=== Begin Enclosure ===

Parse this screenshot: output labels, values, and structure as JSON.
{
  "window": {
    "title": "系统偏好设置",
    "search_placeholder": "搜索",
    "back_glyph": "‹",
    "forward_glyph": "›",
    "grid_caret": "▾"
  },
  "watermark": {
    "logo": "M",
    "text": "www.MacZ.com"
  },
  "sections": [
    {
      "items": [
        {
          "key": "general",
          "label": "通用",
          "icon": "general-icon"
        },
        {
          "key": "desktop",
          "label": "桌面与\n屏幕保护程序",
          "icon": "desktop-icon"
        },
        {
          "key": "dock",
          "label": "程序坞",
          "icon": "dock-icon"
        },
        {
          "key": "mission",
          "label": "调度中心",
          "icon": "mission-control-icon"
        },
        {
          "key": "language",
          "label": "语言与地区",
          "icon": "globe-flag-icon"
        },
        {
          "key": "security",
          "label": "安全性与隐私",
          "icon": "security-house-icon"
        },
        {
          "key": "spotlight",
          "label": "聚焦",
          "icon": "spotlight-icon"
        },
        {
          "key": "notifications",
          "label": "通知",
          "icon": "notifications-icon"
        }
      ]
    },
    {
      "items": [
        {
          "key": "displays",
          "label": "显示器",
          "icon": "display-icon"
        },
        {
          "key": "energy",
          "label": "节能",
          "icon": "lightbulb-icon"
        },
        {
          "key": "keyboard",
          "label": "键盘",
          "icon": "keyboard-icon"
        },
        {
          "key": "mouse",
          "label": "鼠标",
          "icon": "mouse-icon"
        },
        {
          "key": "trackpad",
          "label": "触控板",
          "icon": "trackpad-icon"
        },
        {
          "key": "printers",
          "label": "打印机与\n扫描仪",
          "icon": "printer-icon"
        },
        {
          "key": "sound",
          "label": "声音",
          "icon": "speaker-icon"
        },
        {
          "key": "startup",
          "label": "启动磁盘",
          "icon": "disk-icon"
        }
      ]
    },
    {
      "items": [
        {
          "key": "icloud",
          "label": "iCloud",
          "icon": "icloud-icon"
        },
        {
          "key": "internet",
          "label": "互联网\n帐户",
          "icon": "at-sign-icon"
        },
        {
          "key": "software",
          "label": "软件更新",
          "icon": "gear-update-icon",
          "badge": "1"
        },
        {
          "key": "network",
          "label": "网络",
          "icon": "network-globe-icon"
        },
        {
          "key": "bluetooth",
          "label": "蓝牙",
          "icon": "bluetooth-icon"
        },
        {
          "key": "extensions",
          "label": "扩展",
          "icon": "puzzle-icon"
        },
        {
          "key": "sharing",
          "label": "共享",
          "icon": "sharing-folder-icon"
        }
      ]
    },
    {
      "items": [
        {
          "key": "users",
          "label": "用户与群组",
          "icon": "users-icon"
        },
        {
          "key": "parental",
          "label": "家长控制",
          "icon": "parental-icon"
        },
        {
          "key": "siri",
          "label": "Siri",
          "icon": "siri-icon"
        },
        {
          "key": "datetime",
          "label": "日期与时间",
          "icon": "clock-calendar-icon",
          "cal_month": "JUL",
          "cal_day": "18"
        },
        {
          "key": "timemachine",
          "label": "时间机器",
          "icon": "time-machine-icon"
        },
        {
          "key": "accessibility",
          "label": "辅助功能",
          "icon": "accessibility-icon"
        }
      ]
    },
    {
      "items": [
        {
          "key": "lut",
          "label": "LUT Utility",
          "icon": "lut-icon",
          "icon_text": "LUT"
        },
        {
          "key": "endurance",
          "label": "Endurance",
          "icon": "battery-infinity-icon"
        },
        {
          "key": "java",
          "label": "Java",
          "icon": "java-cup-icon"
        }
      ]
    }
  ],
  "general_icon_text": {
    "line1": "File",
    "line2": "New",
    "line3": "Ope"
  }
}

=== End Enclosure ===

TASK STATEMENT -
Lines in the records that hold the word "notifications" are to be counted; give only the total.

ANSWER BOX -
2